Data extracted from a collection
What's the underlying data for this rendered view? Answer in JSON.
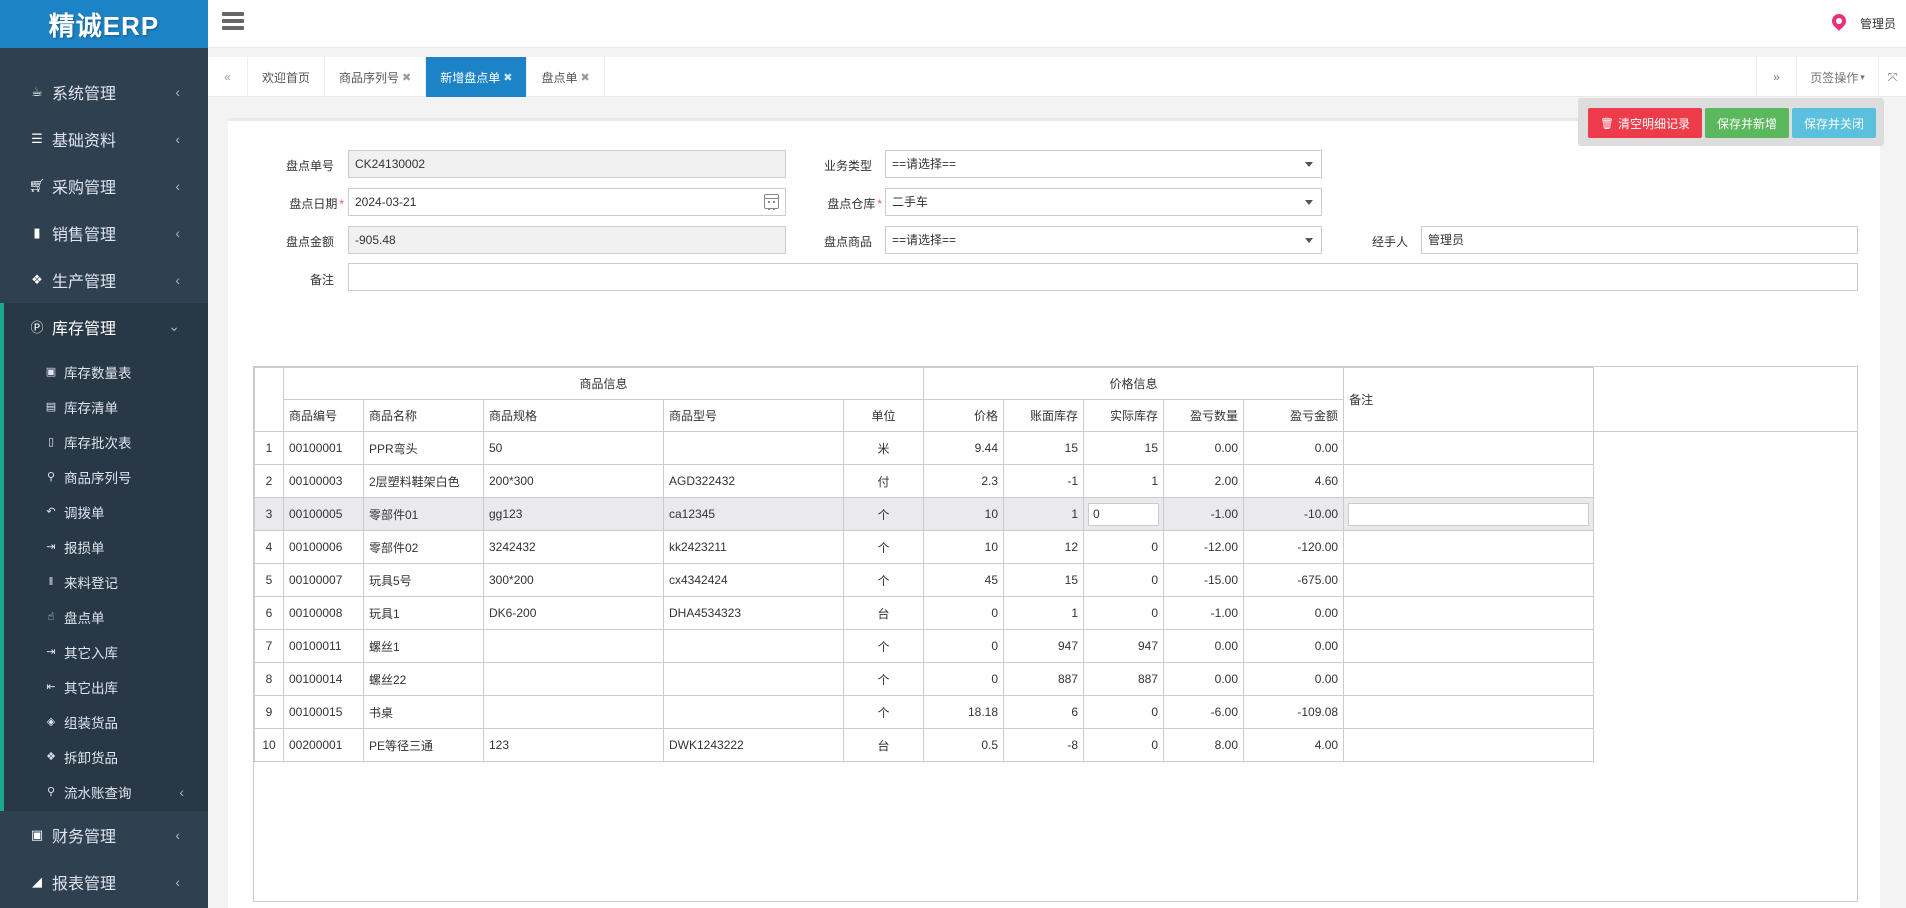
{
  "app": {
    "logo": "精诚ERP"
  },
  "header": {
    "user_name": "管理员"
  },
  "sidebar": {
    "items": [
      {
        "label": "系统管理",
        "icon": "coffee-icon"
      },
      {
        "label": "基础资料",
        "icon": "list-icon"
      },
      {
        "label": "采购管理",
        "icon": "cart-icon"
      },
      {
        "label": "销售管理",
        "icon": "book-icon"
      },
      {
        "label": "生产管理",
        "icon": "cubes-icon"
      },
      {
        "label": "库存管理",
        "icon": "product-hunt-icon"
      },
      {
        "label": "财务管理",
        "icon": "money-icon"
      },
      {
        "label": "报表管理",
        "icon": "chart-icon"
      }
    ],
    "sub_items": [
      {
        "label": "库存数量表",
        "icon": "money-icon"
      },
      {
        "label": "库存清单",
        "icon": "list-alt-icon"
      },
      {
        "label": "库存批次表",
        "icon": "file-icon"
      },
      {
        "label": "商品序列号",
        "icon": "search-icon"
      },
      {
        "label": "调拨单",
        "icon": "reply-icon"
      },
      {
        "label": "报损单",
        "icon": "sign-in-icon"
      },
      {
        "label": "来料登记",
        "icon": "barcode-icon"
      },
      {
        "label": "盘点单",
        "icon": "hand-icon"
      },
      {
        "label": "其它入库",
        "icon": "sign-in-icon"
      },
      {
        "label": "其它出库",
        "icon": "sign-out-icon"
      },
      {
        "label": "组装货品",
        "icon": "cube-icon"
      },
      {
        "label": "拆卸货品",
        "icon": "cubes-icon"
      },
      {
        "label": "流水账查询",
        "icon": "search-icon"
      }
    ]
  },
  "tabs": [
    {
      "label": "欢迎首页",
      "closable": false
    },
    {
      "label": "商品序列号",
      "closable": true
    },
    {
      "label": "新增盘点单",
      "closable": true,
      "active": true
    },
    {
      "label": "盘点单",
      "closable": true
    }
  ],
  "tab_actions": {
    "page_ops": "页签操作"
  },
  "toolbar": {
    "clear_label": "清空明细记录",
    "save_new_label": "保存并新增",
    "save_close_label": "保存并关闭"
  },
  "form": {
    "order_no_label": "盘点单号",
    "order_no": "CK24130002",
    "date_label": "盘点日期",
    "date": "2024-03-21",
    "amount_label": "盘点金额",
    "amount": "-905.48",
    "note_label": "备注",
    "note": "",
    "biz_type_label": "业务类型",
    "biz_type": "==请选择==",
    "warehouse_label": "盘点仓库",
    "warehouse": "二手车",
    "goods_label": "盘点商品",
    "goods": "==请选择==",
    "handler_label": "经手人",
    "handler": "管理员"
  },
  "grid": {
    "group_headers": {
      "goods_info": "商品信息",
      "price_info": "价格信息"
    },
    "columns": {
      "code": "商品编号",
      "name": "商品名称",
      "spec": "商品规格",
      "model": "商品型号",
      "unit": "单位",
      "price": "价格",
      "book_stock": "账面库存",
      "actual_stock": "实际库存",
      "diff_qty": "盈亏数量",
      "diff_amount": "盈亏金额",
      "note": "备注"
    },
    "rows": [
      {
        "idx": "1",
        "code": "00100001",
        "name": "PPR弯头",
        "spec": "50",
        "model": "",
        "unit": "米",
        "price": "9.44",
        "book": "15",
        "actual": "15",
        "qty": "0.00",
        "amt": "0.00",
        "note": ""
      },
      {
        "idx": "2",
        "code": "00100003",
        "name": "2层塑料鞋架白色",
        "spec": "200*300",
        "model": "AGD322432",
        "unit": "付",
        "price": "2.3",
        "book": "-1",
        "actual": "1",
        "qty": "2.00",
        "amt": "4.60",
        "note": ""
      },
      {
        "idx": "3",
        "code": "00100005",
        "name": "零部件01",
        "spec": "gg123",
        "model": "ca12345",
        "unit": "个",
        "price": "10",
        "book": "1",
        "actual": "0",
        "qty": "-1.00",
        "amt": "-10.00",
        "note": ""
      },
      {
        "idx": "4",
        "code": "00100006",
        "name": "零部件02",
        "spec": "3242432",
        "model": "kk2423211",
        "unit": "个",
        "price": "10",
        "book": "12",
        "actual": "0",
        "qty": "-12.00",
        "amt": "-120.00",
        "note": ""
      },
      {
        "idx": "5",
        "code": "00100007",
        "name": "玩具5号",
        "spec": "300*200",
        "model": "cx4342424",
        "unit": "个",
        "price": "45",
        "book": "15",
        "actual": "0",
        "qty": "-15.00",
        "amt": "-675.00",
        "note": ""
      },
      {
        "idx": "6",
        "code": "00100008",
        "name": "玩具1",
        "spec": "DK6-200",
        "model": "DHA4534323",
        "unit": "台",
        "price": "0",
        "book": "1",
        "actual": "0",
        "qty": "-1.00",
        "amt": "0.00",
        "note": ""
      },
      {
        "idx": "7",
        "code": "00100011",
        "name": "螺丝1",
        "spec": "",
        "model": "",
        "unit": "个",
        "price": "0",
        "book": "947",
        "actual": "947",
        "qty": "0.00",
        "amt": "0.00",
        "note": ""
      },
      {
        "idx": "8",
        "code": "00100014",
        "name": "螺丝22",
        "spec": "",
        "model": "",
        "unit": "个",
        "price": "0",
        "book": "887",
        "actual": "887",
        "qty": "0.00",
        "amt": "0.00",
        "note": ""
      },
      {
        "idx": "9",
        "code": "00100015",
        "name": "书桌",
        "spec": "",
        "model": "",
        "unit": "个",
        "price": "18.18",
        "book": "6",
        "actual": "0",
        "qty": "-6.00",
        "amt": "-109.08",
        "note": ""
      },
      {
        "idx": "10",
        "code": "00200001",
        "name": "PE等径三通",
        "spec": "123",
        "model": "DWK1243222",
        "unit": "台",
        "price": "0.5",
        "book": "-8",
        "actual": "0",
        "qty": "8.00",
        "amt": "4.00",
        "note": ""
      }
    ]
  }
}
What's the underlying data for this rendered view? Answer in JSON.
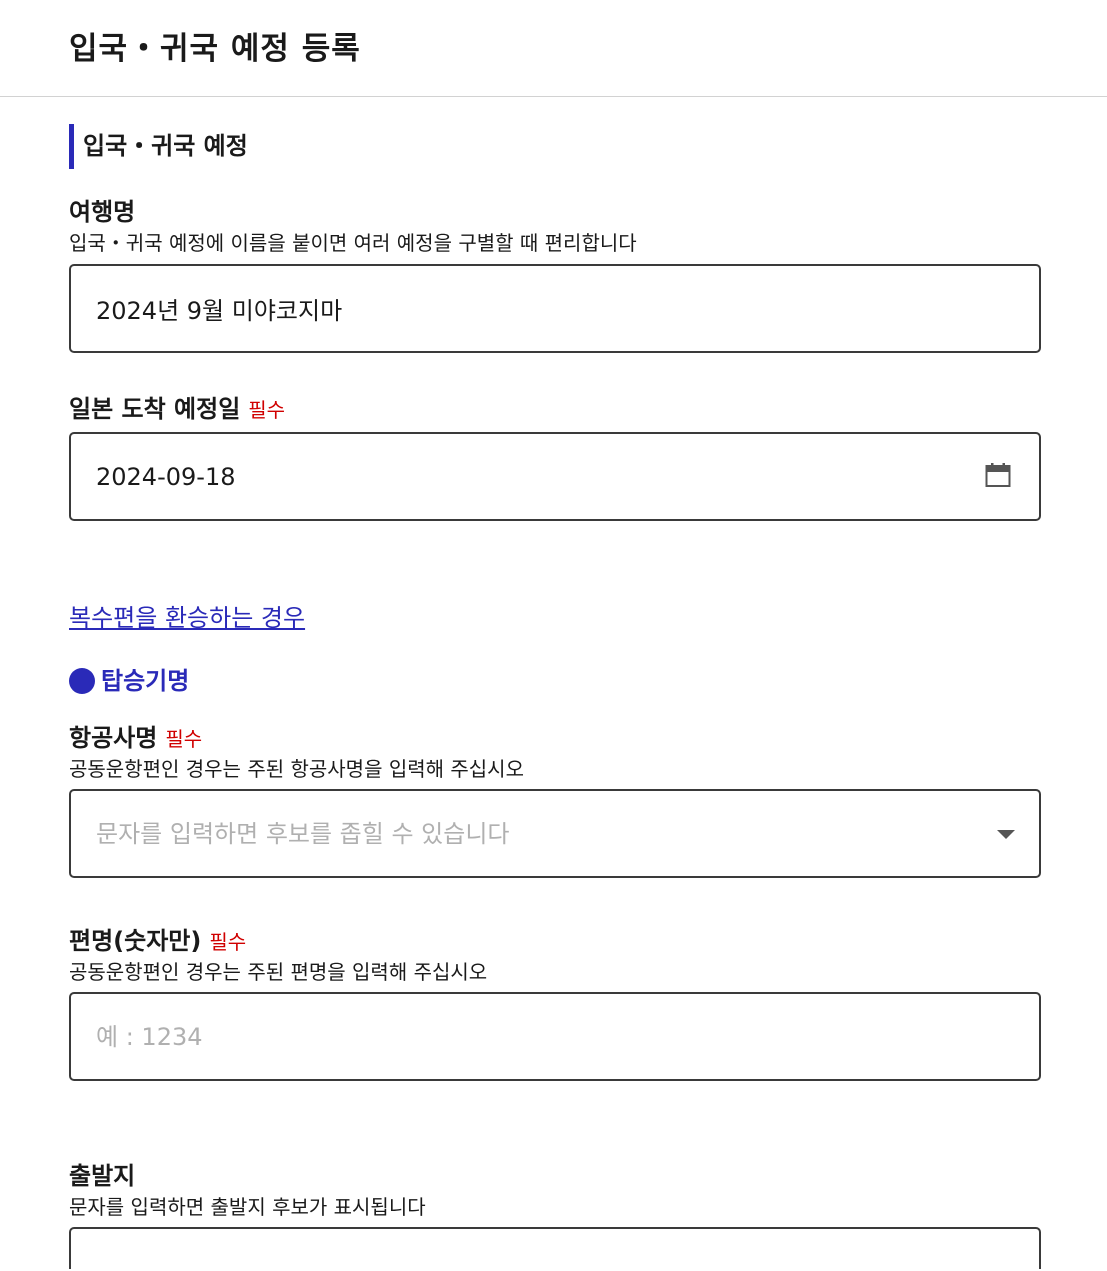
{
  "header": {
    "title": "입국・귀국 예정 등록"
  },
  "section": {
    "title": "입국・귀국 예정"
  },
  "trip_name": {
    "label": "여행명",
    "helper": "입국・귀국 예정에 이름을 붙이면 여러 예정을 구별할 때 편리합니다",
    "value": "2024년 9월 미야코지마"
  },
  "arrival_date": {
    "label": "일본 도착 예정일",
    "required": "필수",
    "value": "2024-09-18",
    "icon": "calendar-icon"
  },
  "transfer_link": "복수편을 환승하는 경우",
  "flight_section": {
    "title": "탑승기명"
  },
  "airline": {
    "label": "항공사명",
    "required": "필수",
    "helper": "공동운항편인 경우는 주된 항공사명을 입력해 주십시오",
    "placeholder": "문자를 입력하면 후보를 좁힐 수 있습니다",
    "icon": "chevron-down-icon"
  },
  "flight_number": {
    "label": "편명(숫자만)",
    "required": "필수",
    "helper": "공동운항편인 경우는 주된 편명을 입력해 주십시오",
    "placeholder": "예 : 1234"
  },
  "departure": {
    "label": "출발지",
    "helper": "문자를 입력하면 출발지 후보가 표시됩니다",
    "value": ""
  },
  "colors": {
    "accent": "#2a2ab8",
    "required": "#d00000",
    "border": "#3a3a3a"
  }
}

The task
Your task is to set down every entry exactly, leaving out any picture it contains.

Response box
What's the underlying data for this rendered view? Answer in JSON.
{
  "app": {
    "logo": "精诚ERP"
  },
  "header": {
    "user_name": "管理员"
  },
  "sidebar": {
    "items": [
      {
        "label": "系统管理",
        "icon": "coffee-icon"
      },
      {
        "label": "基础资料",
        "icon": "list-icon"
      },
      {
        "label": "采购管理",
        "icon": "cart-icon"
      },
      {
        "label": "销售管理",
        "icon": "book-icon"
      },
      {
        "label": "生产管理",
        "icon": "cubes-icon"
      },
      {
        "label": "库存管理",
        "icon": "product-hunt-icon"
      },
      {
        "label": "财务管理",
        "icon": "money-icon"
      },
      {
        "label": "报表管理",
        "icon": "chart-icon"
      }
    ],
    "sub_items": [
      {
        "label": "库存数量表",
        "icon": "money-icon"
      },
      {
        "label": "库存清单",
        "icon": "list-alt-icon"
      },
      {
        "label": "库存批次表",
        "icon": "file-icon"
      },
      {
        "label": "商品序列号",
        "icon": "search-icon"
      },
      {
        "label": "调拨单",
        "icon": "reply-icon"
      },
      {
        "label": "报损单",
        "icon": "sign-in-icon"
      },
      {
        "label": "来料登记",
        "icon": "barcode-icon"
      },
      {
        "label": "盘点单",
        "icon": "hand-icon"
      },
      {
        "label": "其它入库",
        "icon": "sign-in-icon"
      },
      {
        "label": "其它出库",
        "icon": "sign-out-icon"
      },
      {
        "label": "组装货品",
        "icon": "cube-icon"
      },
      {
        "label": "拆卸货品",
        "icon": "cubes-icon"
      },
      {
        "label": "流水账查询",
        "icon": "search-icon"
      }
    ]
  },
  "tabs": [
    {
      "label": "欢迎首页",
      "closable": false
    },
    {
      "label": "商品序列号",
      "closable": true
    },
    {
      "label": "新增盘点单",
      "closable": true,
      "active": true
    },
    {
      "label": "盘点单",
      "closable": true
    }
  ],
  "tab_actions": {
    "page_ops": "页签操作"
  },
  "toolbar": {
    "clear_label": "清空明细记录",
    "save_new_label": "保存并新增",
    "save_close_label": "保存并关闭"
  },
  "form": {
    "order_no_label": "盘点单号",
    "order_no": "CK24130002",
    "date_label": "盘点日期",
    "date": "2024-03-21",
    "amount_label": "盘点金额",
    "amount": "-905.48",
    "note_label": "备注",
    "note": "",
    "biz_type_label": "业务类型",
    "biz_type": "==请选择==",
    "warehouse_label": "盘点仓库",
    "warehouse": "二手车",
    "goods_label": "盘点商品",
    "goods": "==请选择==",
    "handler_label": "经手人",
    "handler": "管理员"
  },
  "grid": {
    "group_headers": {
      "goods_info": "商品信息",
      "price_info": "价格信息"
    },
    "columns": {
      "code": "商品编号",
      "name": "商品名称",
      "spec": "商品规格",
      "model": "商品型号",
      "unit": "单位",
      "price": "价格",
      "book_stock": "账面库存",
      "actual_stock": "实际库存",
      "diff_qty": "盈亏数量",
      "diff_amount": "盈亏金额",
      "note": "备注"
    },
    "rows": [
      {
        "idx": "1",
        "code": "00100001",
        "name": "PPR弯头",
        "spec": "50",
        "model": "",
        "unit": "米",
        "price": "9.44",
        "book": "15",
        "actual": "15",
        "qty": "0.00",
        "amt": "0.00",
        "note": ""
      },
      {
        "idx": "2",
        "code": "00100003",
        "name": "2层塑料鞋架白色",
        "spec": "200*300",
        "model": "AGD322432",
        "unit": "付",
        "price": "2.3",
        "book": "-1",
        "actual": "1",
        "qty": "2.00",
        "amt": "4.60",
        "note": ""
      },
      {
        "idx": "3",
        "code": "00100005",
        "name": "零部件01",
        "spec": "gg123",
        "model": "ca12345",
        "unit": "个",
        "price": "10",
        "book": "1",
        "actual": "0",
        "qty": "-1.00",
        "amt": "-10.00",
        "note": ""
      },
      {
        "idx": "4",
        "code": "00100006",
        "name": "零部件02",
        "spec": "3242432",
        "model": "kk2423211",
        "unit": "个",
        "price": "10",
        "book": "12",
        "actual": "0",
        "qty": "-12.00",
        "amt": "-120.00",
        "note": ""
      },
      {
        "idx": "5",
        "code": "00100007",
        "name": "玩具5号",
        "spec": "300*200",
        "model": "cx4342424",
        "unit": "个",
        "price": "45",
        "book": "15",
        "actual": "0",
        "qty": "-15.00",
        "amt": "-675.00",
        "note": ""
      },
      {
        "idx": "6",
        "code": "00100008",
        "name": "玩具1",
        "spec": "DK6-200",
        "model": "DHA4534323",
        "unit": "台",
        "price": "0",
        "book": "1",
        "actual": "0",
        "qty": "-1.00",
        "amt": "0.00",
        "note": ""
      },
      {
        "idx": "7",
        "code": "00100011",
        "name": "螺丝1",
        "spec": "",
        "model": "",
        "unit": "个",
        "price": "0",
        "book": "947",
        "actual": "947",
        "qty": "0.00",
        "amt": "0.00",
        "note": ""
      },
      {
        "idx": "8",
        "code": "00100014",
        "name": "螺丝22",
        "spec": "",
        "model": "",
        "unit": "个",
        "price": "0",
        "book": "887",
        "actual": "887",
        "qty": "0.00",
        "amt": "0.00",
        "note": ""
      },
      {
        "idx": "9",
        "code": "00100015",
        "name": "书桌",
        "spec": "",
        "model": "",
        "unit": "个",
        "price": "18.18",
        "book": "6",
        "actual": "0",
        "qty": "-6.00",
        "amt": "-109.08",
        "note": ""
      },
      {
        "idx": "10",
        "code": "00200001",
        "name": "PE等径三通",
        "spec": "123",
        "model": "DWK1243222",
        "unit": "台",
        "price": "0.5",
        "book": "-8",
        "actual": "0",
        "qty": "8.00",
        "amt": "4.00",
        "note": ""
      }
    ]
  }
}
What's the underlying data for this rendered view? Answer in JSON.
{
  "header": {
    "title": "입국・귀국 예정 등록"
  },
  "section": {
    "title": "입국・귀국 예정"
  },
  "trip_name": {
    "label": "여행명",
    "helper": "입국・귀국 예정에 이름을 붙이면 여러 예정을 구별할 때 편리합니다",
    "value": "2024년 9월 미야코지마"
  },
  "arrival_date": {
    "label": "일본 도착 예정일",
    "required": "필수",
    "value": "2024-09-18",
    "icon": "calendar-icon"
  },
  "transfer_link": "복수편을 환승하는 경우",
  "flight_section": {
    "title": "탑승기명"
  },
  "airline": {
    "label": "항공사명",
    "required": "필수",
    "helper": "공동운항편인 경우는 주된 항공사명을 입력해 주십시오",
    "placeholder": "문자를 입력하면 후보를 좁힐 수 있습니다",
    "icon": "chevron-down-icon"
  },
  "flight_number": {
    "label": "편명(숫자만)",
    "required": "필수",
    "helper": "공동운항편인 경우는 주된 편명을 입력해 주십시오",
    "placeholder": "예 : 1234"
  },
  "departure": {
    "label": "출발지",
    "helper": "문자를 입력하면 출발지 후보가 표시됩니다",
    "value": ""
  },
  "colors": {
    "accent": "#2a2ab8",
    "required": "#d00000",
    "border": "#3a3a3a"
  }
}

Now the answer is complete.